thereof, subject to the rights of the person indorsing to enforce payment thereof against any intervening party to
conditionally. whom he was personally liable.

SECTION 40.Indorsement of Instrument Payable to CHAPTER IV

Bearer. — Where an instrument, payable to bearer, is indorsed
specially, it may nevertheless be further negotiated by Rights of the Holder
delivery; but the person indorsing specially is liable as indorser
to only such holders as make title through his indorsement. SECTION 51.Right of Holder to Sue; Payment. — The
holder of a negotiable instrument may sue thereon in his own
SECTION 41.Indorsement Where Payable to Two or name; and payment to him in due course discharges the
More Persons. — Where an instrument is payable to the order instrument.
of two or more payees or indorsees who are not partners, all
must indorse, unless the one indorsing has authority to indorse SECTION 52.What Constitutes a Holder in Due Course.
for the others. — A holder in due course is a holder who has taken the
instrument under the following conditions:
SECTION 42.Effect of Instrument Drawn or Indorsed to
a Person as Cashier. — Where an instrument is drawn or (a)That it is complete and regular upon its face;
indorsed to a person as "cashier" or other scal o cer of a bank
or corporation, it is deemed prima facie to be payable to the (b)That he became the holder of it before it was
bank or corporation of which he is such o cer; and may be overdue, and without notice that it had been previously
negotiated by either the indorsement of the bank or dishonored, if such was the fact;
corporation, or the indorsement of the officer.
(c)That he took it in good faith and for value;
SECTION 43.Indorsement Where Name is Misspelled,
and So Forth. — Where the name of a payee or indorsee is (d)That at the time it was negotiated to him he had
wrongly designated or misspelled, he may indorse the no notice of any infirmity in the instrument or defect in the title
instrument as therein described, adding, if he thinks fit, his of the person negotiating it.
proper signature.
SECTION 53.When Person Not Deemed Holder in Due
SECTION 44.Indorsement in Representative Capacity. Course. — Where an instrument payable on demand is
— Where any person is under obligation to indorse in a negotiated an unreasonable length of time after its issue, the
representative capacity, he may indorse in such terms as to holder is not deemed a holder in due course.
negative personal liability.
SECTION 54.Notice Before Full Amount Paid. — Where
SECTION 45.Time of Indorsement; Presumption. — the transferee receives notice of any in rmity in the instrument
Except where an indorsement bears date after the maturity of or defect in the title of the person negotiating the same before
the instrument, every negotiation is deemed prima facie to he has paid the full amount agreed to be paid therefor, he will
have been effected before the instrument was overdue. be deemed a holder in due course only to the extent of the
amount theretofore paid by him.
SECTION 46.Place of Indorsement; Presumption. —
Except where the contrary appears, every indorsement is SECTION 55.When Title Defective. — The title of a
presumed prima facie to have been made at the place person who negotiates an instrument is defective within the
where the instrument is dated. meaning of this Act when he obtained the instrument, or any
signature thereto, by fraud, duress, or force and fear, or other
unlawful means, or for an illegal consideration, or when he
negotiates it in breach of faith, or under such circumstances
as amount to a fraud.
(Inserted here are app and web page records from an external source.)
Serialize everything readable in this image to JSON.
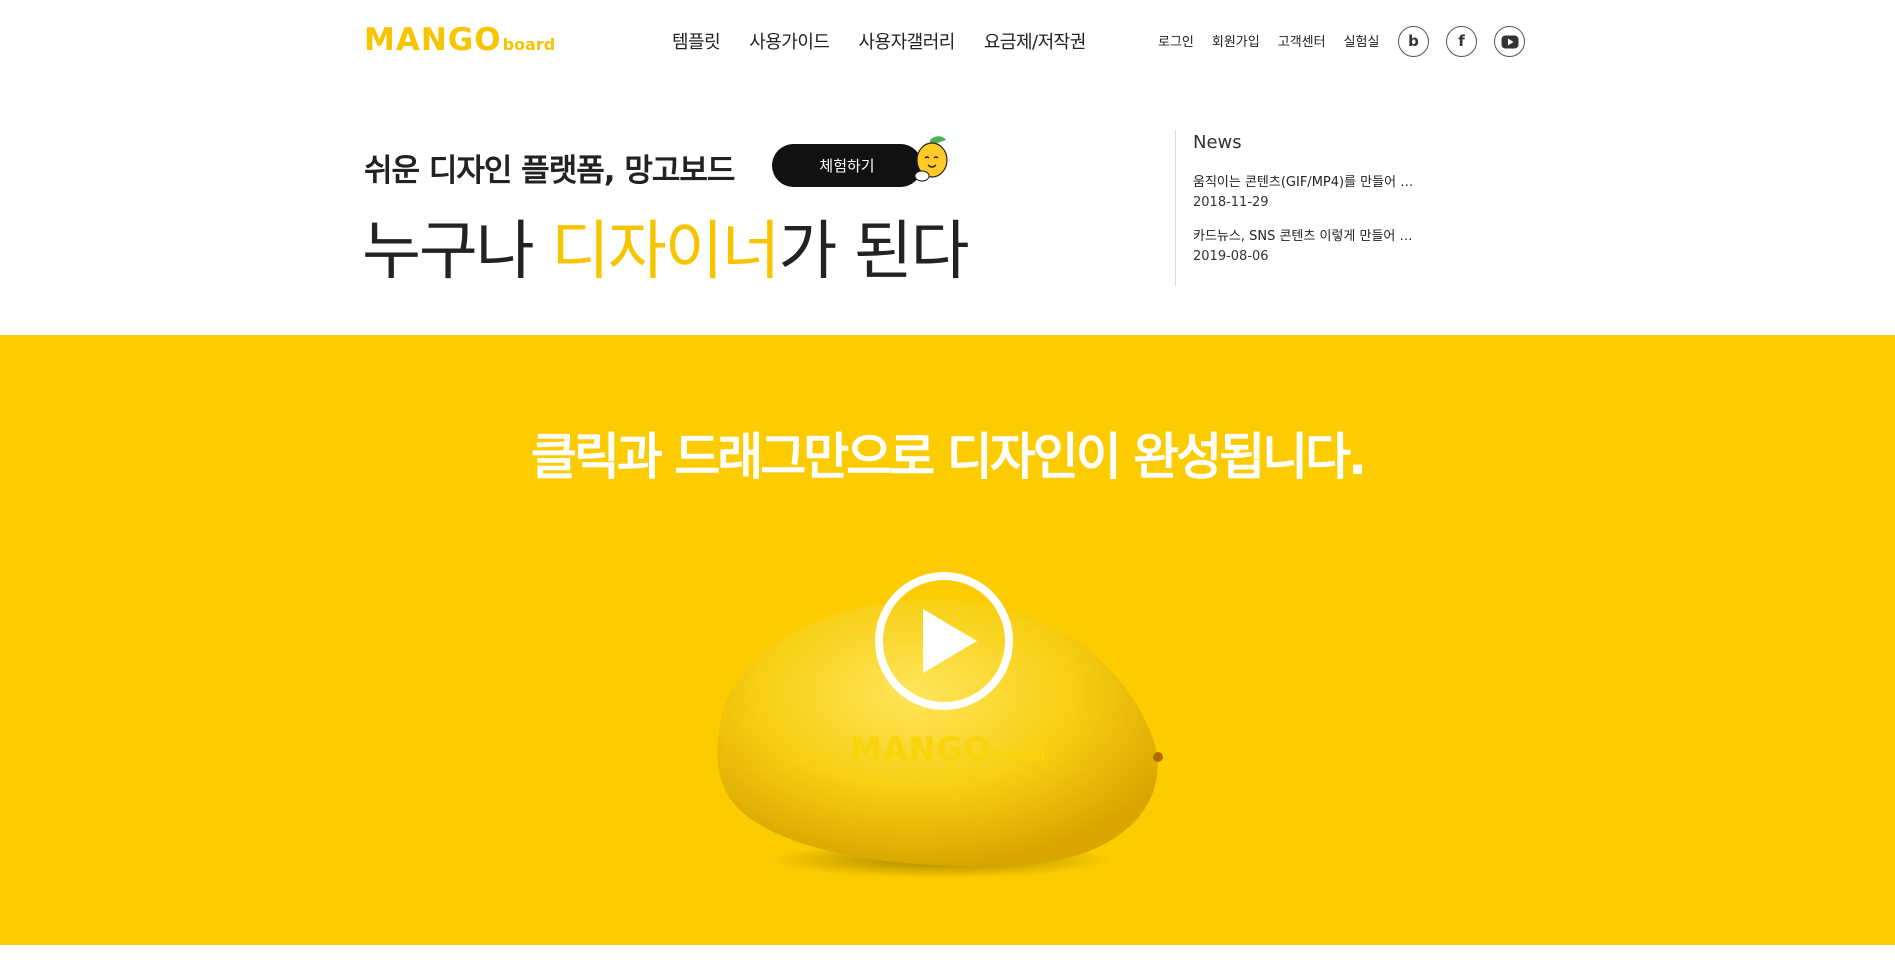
{
  "brand": {
    "logo_main": "MANGO",
    "logo_sub": "board",
    "accent_color": "#f7c400",
    "banner_color": "#fccb00"
  },
  "main_nav": [
    {
      "label": "템플릿"
    },
    {
      "label": "사용가이드"
    },
    {
      "label": "사용자갤러리"
    },
    {
      "label": "요금제/저작권"
    }
  ],
  "util_nav": [
    {
      "label": "로그인"
    },
    {
      "label": "회원가입"
    },
    {
      "label": "고객센터"
    },
    {
      "label": "실험실"
    }
  ],
  "social": [
    {
      "icon": "blog-icon",
      "glyph": "b"
    },
    {
      "icon": "facebook-icon",
      "glyph": "f"
    },
    {
      "icon": "youtube-icon",
      "glyph": "▶"
    }
  ],
  "hero": {
    "tagline": "쉬운 디자인 플랫폼, 망고보드",
    "trial_button": "체험하기",
    "headline_before": "누구나 ",
    "headline_accent": "디자이너",
    "headline_after": "가 된다"
  },
  "news": {
    "title": "News",
    "items": [
      {
        "text": "움직이는 콘텐츠(GIF/MP4)를 만들어 보...",
        "date": "2018-11-29"
      },
      {
        "text": "카드뉴스, SNS 콘텐츠 이렇게 만들어 보...",
        "date": "2019-08-06"
      }
    ]
  },
  "banner": {
    "title": "클릭과 드래그만으로 디자인이 완성됩니다.",
    "video_logo_main": "MANGO",
    "video_logo_sub": "board"
  }
}
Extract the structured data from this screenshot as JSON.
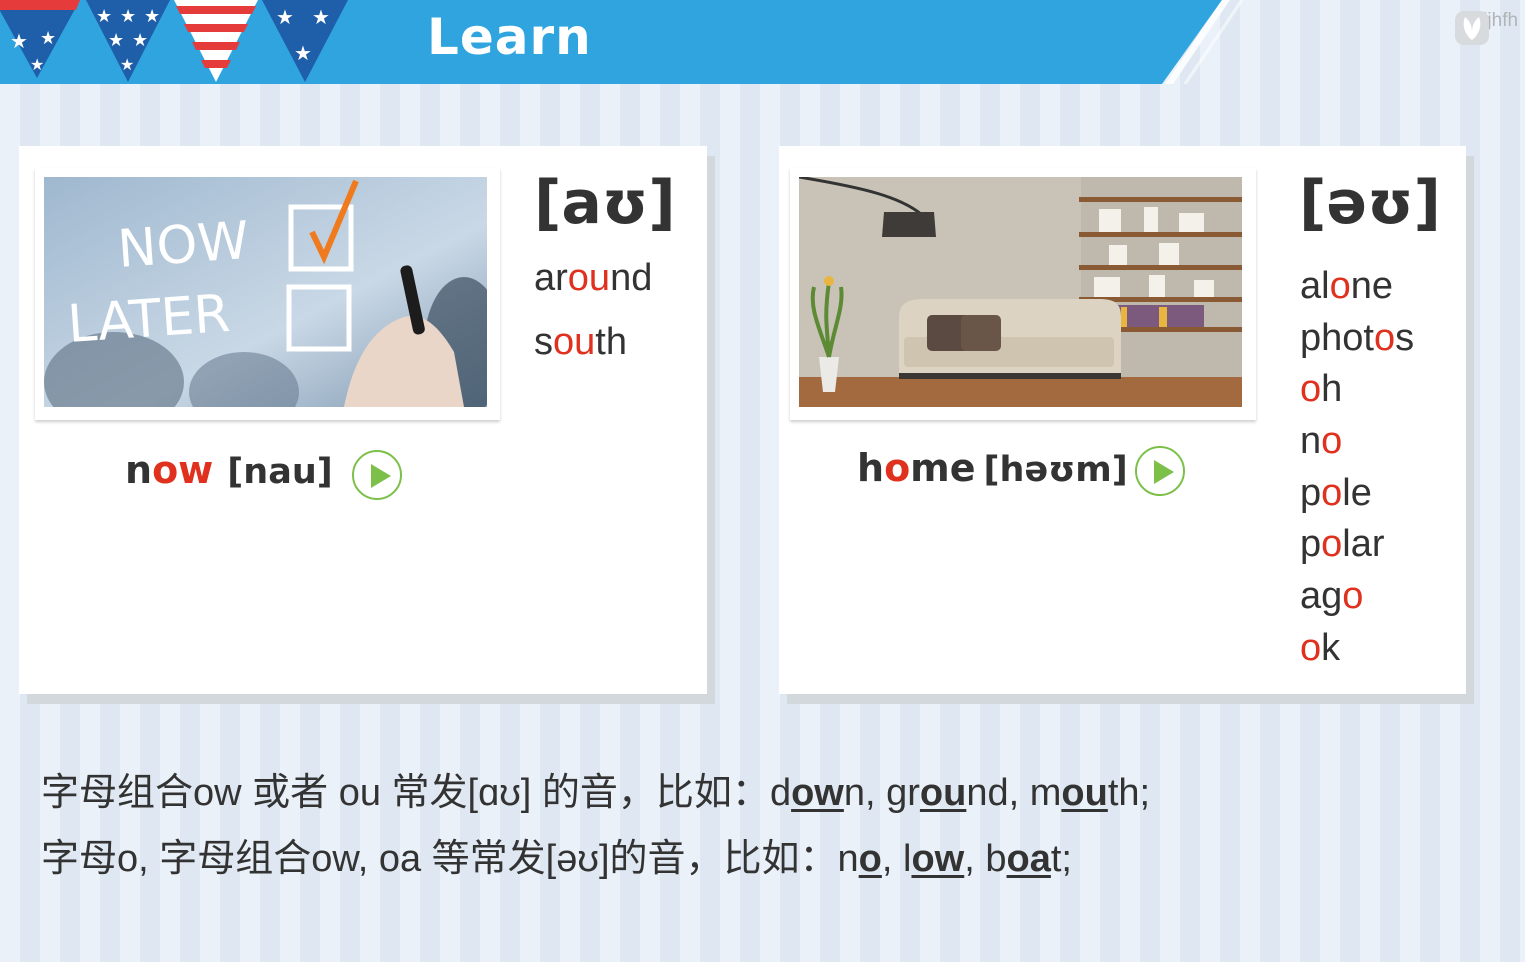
{
  "header": {
    "title": "Learn",
    "logo_text": "njllljhfh",
    "colors": {
      "banner": "#2fa4df",
      "flag_red": "#e63b3b",
      "flag_blue": "#1f5ea8"
    }
  },
  "cards": [
    {
      "image": "now-later-checklist-photo",
      "phonetic": "[aʊ]",
      "words": [
        {
          "pre": "ar",
          "hl": "ou",
          "post": "nd"
        },
        {
          "pre": "s",
          "hl": "ou",
          "post": "th"
        }
      ],
      "keyword": {
        "pre": "n",
        "hl": "ow",
        "post": "",
        "ipa": "[nau]"
      },
      "play_icon": "play-icon"
    },
    {
      "image": "living-room-sofa-photo",
      "phonetic": "[əʊ]",
      "words": [
        {
          "pre": "al",
          "hl": "o",
          "post": "ne"
        },
        {
          "pre": "phot",
          "hl": "o",
          "post": "s"
        },
        {
          "pre": "",
          "hl": "o",
          "post": "h"
        },
        {
          "pre": "n",
          "hl": "o",
          "post": ""
        },
        {
          "pre": "p",
          "hl": "o",
          "post": "le"
        },
        {
          "pre": "p",
          "hl": "o",
          "post": "lar"
        },
        {
          "pre": "ag",
          "hl": "o",
          "post": ""
        },
        {
          "pre": "",
          "hl": "o",
          "post": "k"
        }
      ],
      "keyword": {
        "pre": "h",
        "hl": "o",
        "post": "me",
        "ipa": "[həʊm]"
      },
      "play_icon": "play-icon"
    }
  ],
  "notes": [
    {
      "intro": "字母组合ow 或者 ou 常发[ɑʊ] 的音，比如：",
      "examples": [
        {
          "pre": "d",
          "u": "ow",
          "post": "n, "
        },
        {
          "pre": "gr",
          "u": "ou",
          "post": "nd, "
        },
        {
          "pre": "m",
          "u": "ou",
          "post": "th;"
        }
      ]
    },
    {
      "intro": "字母o, 字母组合ow, oa 等常发[əʊ]的音，比如：",
      "examples": [
        {
          "pre": "n",
          "u": "o",
          "post": ", "
        },
        {
          "pre": "l",
          "u": "ow",
          "post": ", "
        },
        {
          "pre": "b",
          "u": "oa",
          "post": "t;"
        }
      ]
    }
  ]
}
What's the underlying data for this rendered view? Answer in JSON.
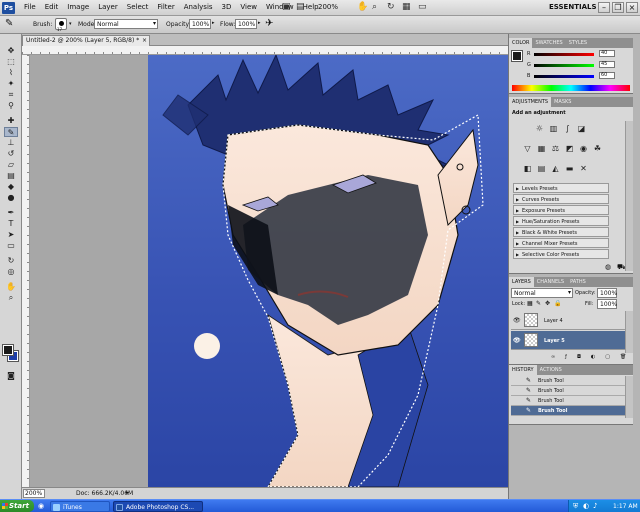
{
  "menubar": {
    "logo": "Ps",
    "items": [
      "File",
      "Edit",
      "Image",
      "Layer",
      "Select",
      "Filter",
      "Analysis",
      "3D",
      "View",
      "Window",
      "Help"
    ],
    "zoom": "200%",
    "workspace": "ESSENTIALS"
  },
  "options": {
    "brush_label": "Brush:",
    "brush_size": "17",
    "mode_label": "Mode:",
    "mode_value": "Normal",
    "opacity_label": "Opacity:",
    "opacity_value": "100%",
    "flow_label": "Flow:",
    "flow_value": "100%"
  },
  "document": {
    "tab_title": "Untitled-2 @ 200% (Layer 5, RGB/8) *",
    "zoom": "200%",
    "doc_info": "Doc: 666.2K/4.06M"
  },
  "color_panel": {
    "tabs": [
      "COLOR",
      "SWATCHES",
      "STYLES"
    ],
    "r_label": "R",
    "r_value": "40",
    "g_label": "G",
    "g_value": "45",
    "b_label": "B",
    "b_value": "60"
  },
  "adjustments_panel": {
    "tabs": [
      "ADJUSTMENTS",
      "MASKS"
    ],
    "heading": "Add an adjustment",
    "presets": [
      "Levels Presets",
      "Curves Presets",
      "Exposure Presets",
      "Hue/Saturation Presets",
      "Black & White Presets",
      "Channel Mixer Presets",
      "Selective Color Presets"
    ]
  },
  "layers_panel": {
    "tabs": [
      "LAYERS",
      "CHANNELS",
      "PATHS"
    ],
    "blend_mode": "Normal",
    "opacity_label": "Opacity:",
    "opacity_value": "100%",
    "lock_label": "Lock:",
    "fill_label": "Fill:",
    "fill_value": "100%",
    "layers": [
      {
        "name": "Layer 4",
        "selected": false
      },
      {
        "name": "Layer 5",
        "selected": true
      }
    ]
  },
  "history_panel": {
    "tabs": [
      "HISTORY",
      "ACTIONS"
    ],
    "items": [
      "Brush Tool",
      "Brush Tool",
      "Brush Tool",
      "Brush Tool"
    ]
  },
  "taskbar": {
    "start": "Start",
    "tasks": [
      "iTunes",
      "Adobe Photoshop CS..."
    ],
    "clock": "1:17 AM"
  },
  "colors": {
    "canvas_top": "#4c6bc6",
    "canvas_bottom": "#2b45a5",
    "selection_highlight": "#4f6b95",
    "foreground": "#1a1a1a",
    "background": "#1e3ea7"
  },
  "icons": {
    "tools": [
      "move-icon",
      "marquee-icon",
      "lasso-icon",
      "quick-select-icon",
      "crop-icon",
      "eyedropper-icon",
      "healing-icon",
      "brush-icon",
      "stamp-icon",
      "history-brush-icon",
      "eraser-icon",
      "gradient-icon",
      "blur-icon",
      "dodge-icon",
      "pen-icon",
      "type-icon",
      "path-select-icon",
      "shape-icon",
      "3d-rotate-icon",
      "3d-camera-icon",
      "hand-icon",
      "zoom-icon"
    ]
  }
}
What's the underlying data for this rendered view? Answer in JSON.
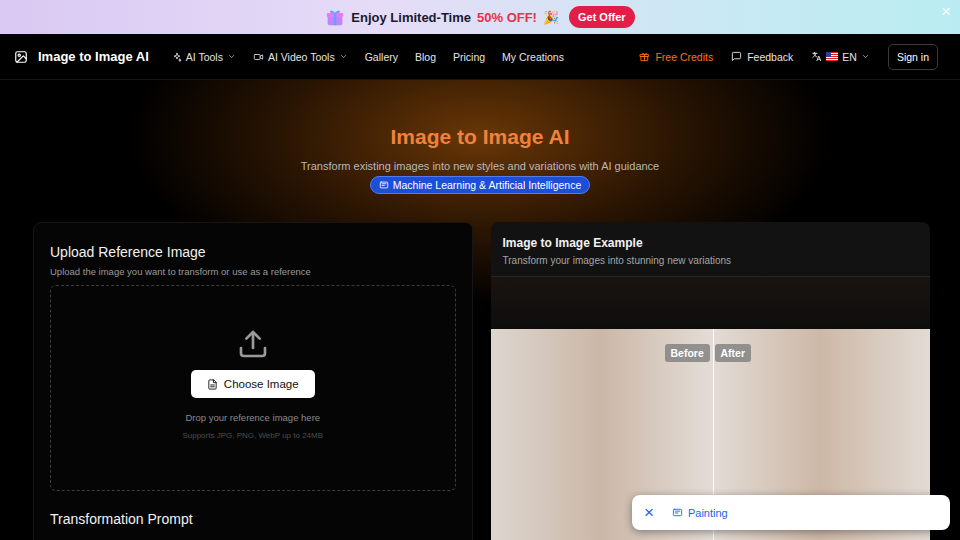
{
  "banner": {
    "text": "Enjoy Limited-Time",
    "highlight": "50% OFF!",
    "emoji": "🎉",
    "button": "Get Offer",
    "close": "×"
  },
  "nav": {
    "logo": "Image to Image AI",
    "menu": [
      {
        "label": "AI Tools",
        "kind": "dropdown"
      },
      {
        "label": "AI Video Tools",
        "kind": "dropdown"
      },
      {
        "label": "Gallery",
        "kind": "link"
      },
      {
        "label": "Blog",
        "kind": "link"
      },
      {
        "label": "Pricing",
        "kind": "link"
      },
      {
        "label": "My Creations",
        "kind": "link"
      }
    ],
    "free_credits": "Free Credits",
    "feedback": "Feedback",
    "language": "EN",
    "sign_in": "Sign in"
  },
  "hero": {
    "title": "Image to Image AI",
    "subtitle": "Transform existing images into new styles and variations with AI guidance",
    "badge": "Machine Learning & Artificial Intelligence"
  },
  "upload": {
    "title": "Upload Reference Image",
    "subtitle": "Upload the image you want to transform or use as a reference",
    "button": "Choose Image",
    "drop_text": "Drop your reference image here",
    "formats": "Supports JPG, PNG, WebP up to 24MB"
  },
  "prompt": {
    "title": "Transformation Prompt"
  },
  "example": {
    "title": "Image to Image Example",
    "subtitle": "Transform your images into stunning new variations",
    "before": "Before",
    "after": "After"
  },
  "toast": {
    "close": "×",
    "label": "Painting"
  }
}
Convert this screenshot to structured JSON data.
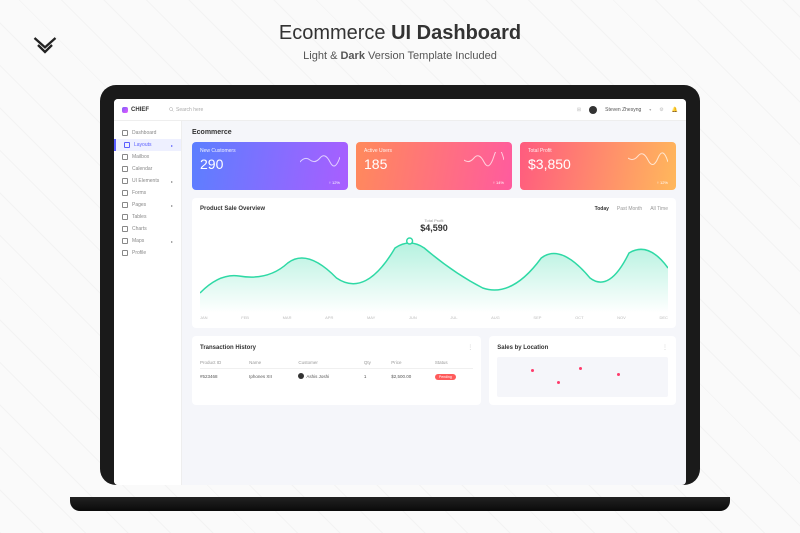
{
  "promo": {
    "title_light": "Ecommerce ",
    "title_bold": "UI Dashboard",
    "sub_a": "Light & ",
    "sub_b": "Dark",
    "sub_c": " Version Template Included"
  },
  "brand": "CHIEF",
  "search": {
    "placeholder": "Search here"
  },
  "user": {
    "name": "Steven Zhesyng"
  },
  "sidebar": {
    "items": [
      {
        "label": "Dashboard"
      },
      {
        "label": "Layouts"
      },
      {
        "label": "Mailbox"
      },
      {
        "label": "Calendar"
      },
      {
        "label": "UI Elements"
      },
      {
        "label": "Forms"
      },
      {
        "label": "Pages"
      },
      {
        "label": "Tables"
      },
      {
        "label": "Charts"
      },
      {
        "label": "Maps"
      },
      {
        "label": "Profile"
      }
    ]
  },
  "page": {
    "title": "Ecommerce"
  },
  "stats": [
    {
      "label": "New Customers",
      "value": "290",
      "trend": "12%"
    },
    {
      "label": "Active Users",
      "value": "185",
      "trend": "14%"
    },
    {
      "label": "Total Profit",
      "value": "$3,850",
      "trend": "12%"
    }
  ],
  "overview": {
    "title": "Product Sale Overview",
    "tabs": [
      "Today",
      "Past Month",
      "All Time"
    ],
    "total_label": "Total Profit",
    "total": "$4,590"
  },
  "chart_data": {
    "type": "area",
    "title": "Product Sale Overview",
    "xlabel": "",
    "ylabel": "",
    "categories": [
      "JAN",
      "FEB",
      "MAR",
      "APR",
      "MAY",
      "JUN",
      "JUL",
      "AUG",
      "SEP",
      "OCT",
      "NOV",
      "DEC"
    ],
    "values": [
      1200,
      2300,
      1800,
      3100,
      2200,
      4590,
      2800,
      1900,
      3400,
      2600,
      4100,
      3200
    ],
    "ylim": [
      0,
      5000
    ]
  },
  "transactions": {
    "title": "Transaction History",
    "columns": [
      "Product ID",
      "Name",
      "Customer",
      "Qty",
      "Price",
      "Status"
    ],
    "rows": [
      {
        "id": "#523468",
        "name": "Iphones XII",
        "customer": "Ashis Joshi",
        "qty": "1",
        "price": "$2,500.00",
        "status": "Pending"
      }
    ]
  },
  "location": {
    "title": "Sales by Location"
  }
}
SECTION 56.What Constitutes Notice of Defect. — To

constitute notice of an in rmity in the instrument or defect in
the title of the person negotiating the same, the person to
whom it is negotiated must have had actual knowledge of the
infirmity or defect, or knowledge of such facts that his action
in taking the instrument amounted to bad faith.

SECTION 57.Rights of Holder in Due Course. — A

holder in due course holds the instrument free from any defect
of title of prior parties, and free from defenses available to prior
parties among themselves, and may enforce payment of the
instrument for the full amount thereof against all parties liable